Similarly, investors have forced action on ‘greenwashing,’ where companies claim they are doing more for the environment than is actually the case. For example, some investors have claimed that climate disclosure statements by companies were misleading or even fraudulent. There is added pressure to ensure accurate emissions statements following a sweep on greenwashing by the EC and national consumer authorities. 

The press release document issued by the EU on “screening of websites for ‘greenwashing’: half of green claims lack evidence” outlined that 42% of online claims from business sectors, including garments, cosmetics, and household equipment, were considered to have been potentially false or deceptive. This could, therefore, potentially amount to unfair commercial practice under the Unfair Commercial Practices Directive (UCPD).  

As previously mentioned, the EU adopted on 23 March 2023 the Proposal for a Directive on substantiation and communication of explicit environmental claims or Green Claims Directive. The current text of the proposal would apply to explicit environmental claims (meaning an environmental claim that is in textual form or contained in an environmental label) made by traders about their products or traders in business-to-consumer commercial practices. To avoid misleading claims, traders would have to comply with substantiation requirements (including accurate information according to recognized scientific evidence), as well as communication, labeling, and certification obligations.  

The future adoption of the Green Claims Directive can further provide grounds for climate litigation but also sets clear rules for companies to better substantiate their emissions reduction claims. 

Preparing for better GHG emissions reporting

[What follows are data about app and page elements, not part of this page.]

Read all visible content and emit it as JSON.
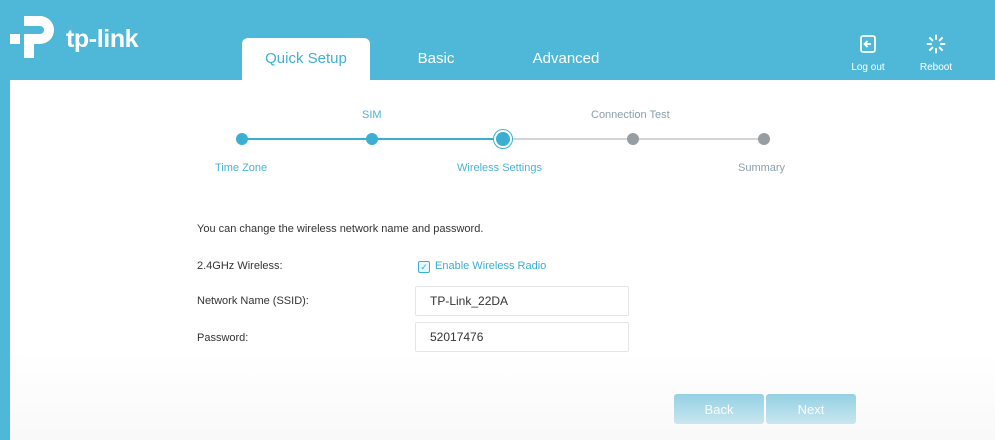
{
  "brand": {
    "name": "tp-link"
  },
  "nav": {
    "tabs": [
      {
        "label": "Quick Setup",
        "active": true
      },
      {
        "label": "Basic",
        "active": false
      },
      {
        "label": "Advanced",
        "active": false
      }
    ]
  },
  "toolbar": {
    "logout_label": "Log out",
    "logout_icon": "logout-icon",
    "reboot_label": "Reboot",
    "reboot_icon": "reboot-icon"
  },
  "wizard": {
    "steps": [
      {
        "label": "Time Zone",
        "state": "done"
      },
      {
        "label": "SIM",
        "state": "done"
      },
      {
        "label": "Wireless Settings",
        "state": "current"
      },
      {
        "label": "Connection Test",
        "state": "pending"
      },
      {
        "label": "Summary",
        "state": "pending"
      }
    ]
  },
  "form": {
    "intro": "You can change the wireless network name and password.",
    "band_label": "2.4GHz Wireless:",
    "enable_radio_label": "Enable Wireless Radio",
    "enable_radio_checked": true,
    "ssid_label": "Network Name (SSID):",
    "ssid_value": "TP-Link_22DA",
    "password_label": "Password:",
    "password_value": "52017476"
  },
  "actions": {
    "back_label": "Back",
    "next_label": "Next"
  },
  "colors": {
    "brand": "#4fb8d8",
    "accent": "#3aaed3",
    "pending": "#979ea3"
  }
}
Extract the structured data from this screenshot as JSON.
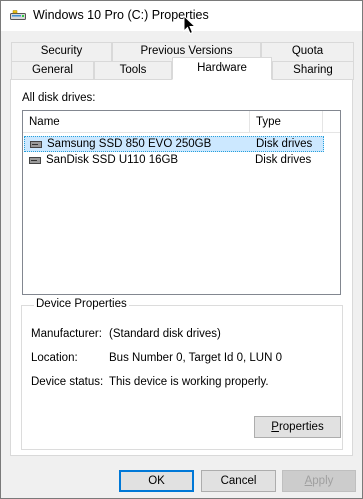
{
  "window": {
    "title": "Windows 10 Pro (C:) Properties"
  },
  "tabs": {
    "row1": [
      "Security",
      "Previous Versions",
      "Quota"
    ],
    "row2": [
      "General",
      "Tools",
      "Hardware",
      "Sharing"
    ],
    "active": "Hardware"
  },
  "hardware": {
    "all_disk_drives_label": "All disk drives:",
    "columns": {
      "name": "Name",
      "type": "Type"
    },
    "rows": [
      {
        "name": "Samsung SSD 850 EVO 250GB",
        "type": "Disk drives",
        "selected": true
      },
      {
        "name": "SanDisk SSD U110 16GB",
        "type": "Disk drives",
        "selected": false
      }
    ],
    "device_properties": {
      "title": "Device Properties",
      "manufacturer_label": "Manufacturer:",
      "manufacturer_value": "(Standard disk drives)",
      "location_label": "Location:",
      "location_value": "Bus Number 0, Target Id 0, LUN 0",
      "status_label": "Device status:",
      "status_value": "This device is working properly.",
      "properties_button": "Properties",
      "properties_button_rest": "roperties",
      "properties_button_accel": "P"
    }
  },
  "footer": {
    "ok": "OK",
    "cancel": "Cancel",
    "apply": "Apply",
    "apply_accel": "A",
    "apply_rest": "pply"
  },
  "colors": {
    "selection_bg": "#cce8ff",
    "selection_border": "#26a0da",
    "default_button_border": "#0078d7"
  }
}
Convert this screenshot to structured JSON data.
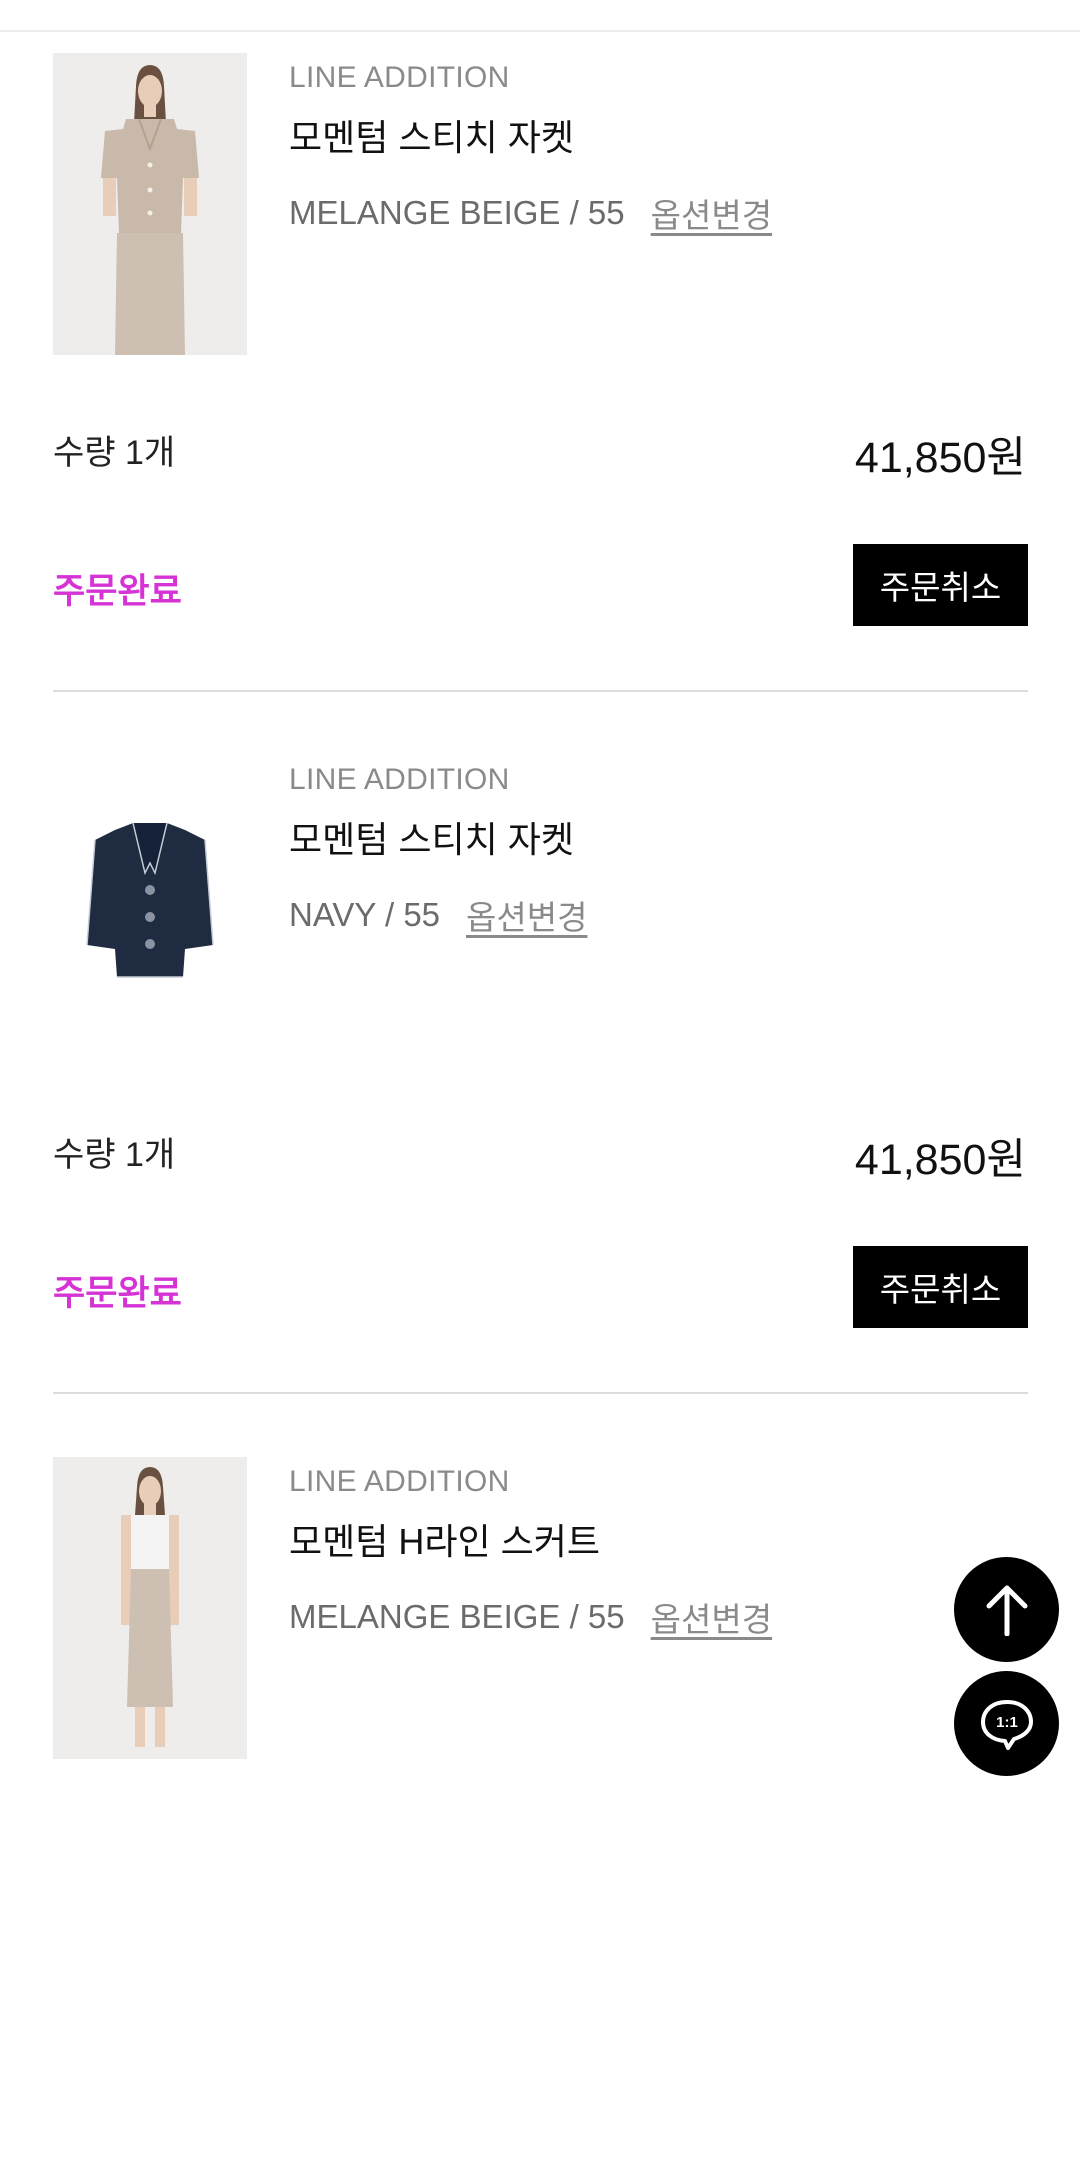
{
  "items": [
    {
      "brand": "LINE ADDITION",
      "name": "모멘텀 스티치 자켓",
      "option": "MELANGE BEIGE / 55",
      "option_change": "옵션변경",
      "quantity": "수량 1개",
      "price": "41,850원",
      "status": "주문완료",
      "cancel_label": "주문취소",
      "image": "model-beige-jacket-photo"
    },
    {
      "brand": "LINE ADDITION",
      "name": "모멘텀 스티치 자켓",
      "option": "NAVY / 55",
      "option_change": "옵션변경",
      "quantity": "수량 1개",
      "price": "41,850원",
      "status": "주문완료",
      "cancel_label": "주문취소",
      "image": "navy-jacket-flat-photo"
    },
    {
      "brand": "LINE ADDITION",
      "name": "모멘텀 H라인 스커트",
      "option": "MELANGE BEIGE / 55",
      "option_change": "옵션변경",
      "image": "model-beige-skirt-photo"
    }
  ],
  "floating": {
    "scroll_top_icon": "arrow-up-icon",
    "chat_icon": "chat-1on1-icon",
    "chat_label": "1:1"
  },
  "colors": {
    "status": "#d633d6",
    "button_bg": "#000000",
    "divider": "#dcdcdc"
  }
}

There has therefore been growing pressure from the European Union on companies to lower GHG emissions and improve emissions reporting across their whole value chain. The EU is likely to continue to introduce measures to assist it in reaching its goal of climate neutrality. Reducing emissions, and improving air emissions reporting, are likely to open up opportunities. Voluntary reporting often paves the way for mandatory changes. Ensuring that air emissions reporting is accurate and transparent is likely to be a more beneficial long-term strategy.